Marion Kathryn Nehring was born on the stroke of midnight, April 19/20, 1912, to Bynum homesteaders Edward and Minna Nehring. Her early years spent on the family ranch spawned her lifelong love of horses, cattle, and the ranching lifestyle. She graduated from Bynum grade school and attended Choteau High for a year. Her mother decided Marion needed some education towards proper “ladylike” behavior, so took her to Cincinnati, Ohio, the original family home. Marion’s school records were not accepted by Cincinnati schools, so she enrolled in Telegraph School instead.
While in Cincinnati, she discovered a love of ballroom dance, and she eventually performed with such well-known dancers as Gene Kelly, Buddy Ebsen, Fred Astaire, and Rudolph Valentino.
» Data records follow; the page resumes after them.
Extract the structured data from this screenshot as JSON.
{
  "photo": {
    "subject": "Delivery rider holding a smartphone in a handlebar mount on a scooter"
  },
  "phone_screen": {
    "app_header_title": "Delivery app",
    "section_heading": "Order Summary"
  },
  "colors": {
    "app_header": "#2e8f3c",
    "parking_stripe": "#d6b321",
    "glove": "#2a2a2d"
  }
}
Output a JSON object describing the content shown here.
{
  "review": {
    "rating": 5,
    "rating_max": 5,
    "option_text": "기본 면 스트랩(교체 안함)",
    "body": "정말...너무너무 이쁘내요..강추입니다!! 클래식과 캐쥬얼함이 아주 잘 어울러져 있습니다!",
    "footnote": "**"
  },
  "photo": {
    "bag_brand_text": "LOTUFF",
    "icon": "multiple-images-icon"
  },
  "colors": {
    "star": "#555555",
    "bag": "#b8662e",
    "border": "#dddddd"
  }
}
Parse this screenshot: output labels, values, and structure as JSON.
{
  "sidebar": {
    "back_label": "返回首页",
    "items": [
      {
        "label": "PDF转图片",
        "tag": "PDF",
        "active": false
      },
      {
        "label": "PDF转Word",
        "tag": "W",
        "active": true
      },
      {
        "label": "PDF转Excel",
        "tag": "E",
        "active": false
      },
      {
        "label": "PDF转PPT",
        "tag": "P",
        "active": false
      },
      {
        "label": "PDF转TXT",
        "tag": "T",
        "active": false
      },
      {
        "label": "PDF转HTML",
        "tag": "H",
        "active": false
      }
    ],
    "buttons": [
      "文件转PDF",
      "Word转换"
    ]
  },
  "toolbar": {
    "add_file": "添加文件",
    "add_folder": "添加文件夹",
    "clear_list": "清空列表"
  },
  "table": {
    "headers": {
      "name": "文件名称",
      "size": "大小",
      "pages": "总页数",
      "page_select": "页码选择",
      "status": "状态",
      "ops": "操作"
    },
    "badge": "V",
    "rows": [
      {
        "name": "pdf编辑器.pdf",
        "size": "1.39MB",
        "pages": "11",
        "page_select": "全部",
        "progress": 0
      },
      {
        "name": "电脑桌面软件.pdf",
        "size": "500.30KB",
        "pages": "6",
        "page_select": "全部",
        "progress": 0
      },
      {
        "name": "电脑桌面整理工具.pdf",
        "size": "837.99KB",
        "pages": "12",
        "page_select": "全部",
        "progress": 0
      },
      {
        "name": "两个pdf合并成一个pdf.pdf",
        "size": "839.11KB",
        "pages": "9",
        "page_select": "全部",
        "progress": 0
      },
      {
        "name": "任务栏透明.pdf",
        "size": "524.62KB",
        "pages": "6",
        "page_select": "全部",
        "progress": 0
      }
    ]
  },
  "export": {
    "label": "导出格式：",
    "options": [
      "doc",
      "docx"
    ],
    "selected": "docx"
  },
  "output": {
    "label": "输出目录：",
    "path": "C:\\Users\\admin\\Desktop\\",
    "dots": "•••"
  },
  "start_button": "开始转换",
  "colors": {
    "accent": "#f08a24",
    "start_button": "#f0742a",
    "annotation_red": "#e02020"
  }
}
She also became quite good as a telegrapher, once even relaying messages dual-key to direct the rescue of a foundering ship’s crew off the New Jersey coast. However, her love of horses, ranching, and Montana were always her driving force. While at telegraph school, Marion met and married Clifford “Trex” Trexler on Oct. 27, 1927, and they subsequently moved back to the ranch at Bynum.
During the Depression, Marion and Trex worked many jobs in addition to trying to hold the ranch together. One of those jobs was for a jeweler and lapidarist in Great Falls. In 1937, the jewelry store went bankrupt, and Trex received its assets as compensation for unpaid wages. Marion and Trex then opened the Trex Agate Shop, a wholesale and retail store that is still family owned and operated. Their first son, Clifford Marion Trexler, was born in 1933.
The family businesses expanded during the 1940s, and a partner took over the retail store in Great Falls while Marion and Trex continued the wholesale and manufacturing operation from Bynum as well as operating the family ranch. The ranch was also sold/exchanged for one closer to Bynum. Their second son, David Lee, was born in 1955.
Marion and Trex reopened a retail shop in Bynum shortly before Trex’s death in 1962. In 1965, Marion married John Brandvold, a master plumber. In the early 1970s, it became a family passion to display fossils from the area, and in 1978, Marion discovered the first dinosaur baby bones recognized from North America - the first baby dinosaurs in a nest found anywhere in the world. This discovery led to a renewed global interest in dinosaurs, and it changed human understanding of both dinosaurs and modern animals.
Marion continued to operate her retail shop until her memory began to fail at age 97, and she spent the last few years of her life at the Teton Nursing Home. Her excellent care made her final years happy and comfortable, and both she and her family were (and are) extremely grateful to that institution for their wonderful work.
Marion passed away on June 5. She is survived by her husband, John, sons Cliff (Jane) and David (Laurie), six grandchildren, nine great-grandchildren, and 11 great-great grandchildren. She was preceded in death by her first husband, Trex, and a great-granddaughter, Serena.
Visitation was held on June 10 at the Gorder Jensen Funeral Home. Funeral services will be held at 2 p.m. on June 11 at the funeral home with interment in the Choteau Cemetery following. A potluck Memorial service will be held at 1 p.m. on June 15 at the Bynum Civic Park.
Memorial donations are suggested to Teton County Nursing Home, the Two Medicine Dinosaur Center or to the charity of your choice and the betterment of the community. Online condolences may be left at www.gorderjensenfuneralhome.com .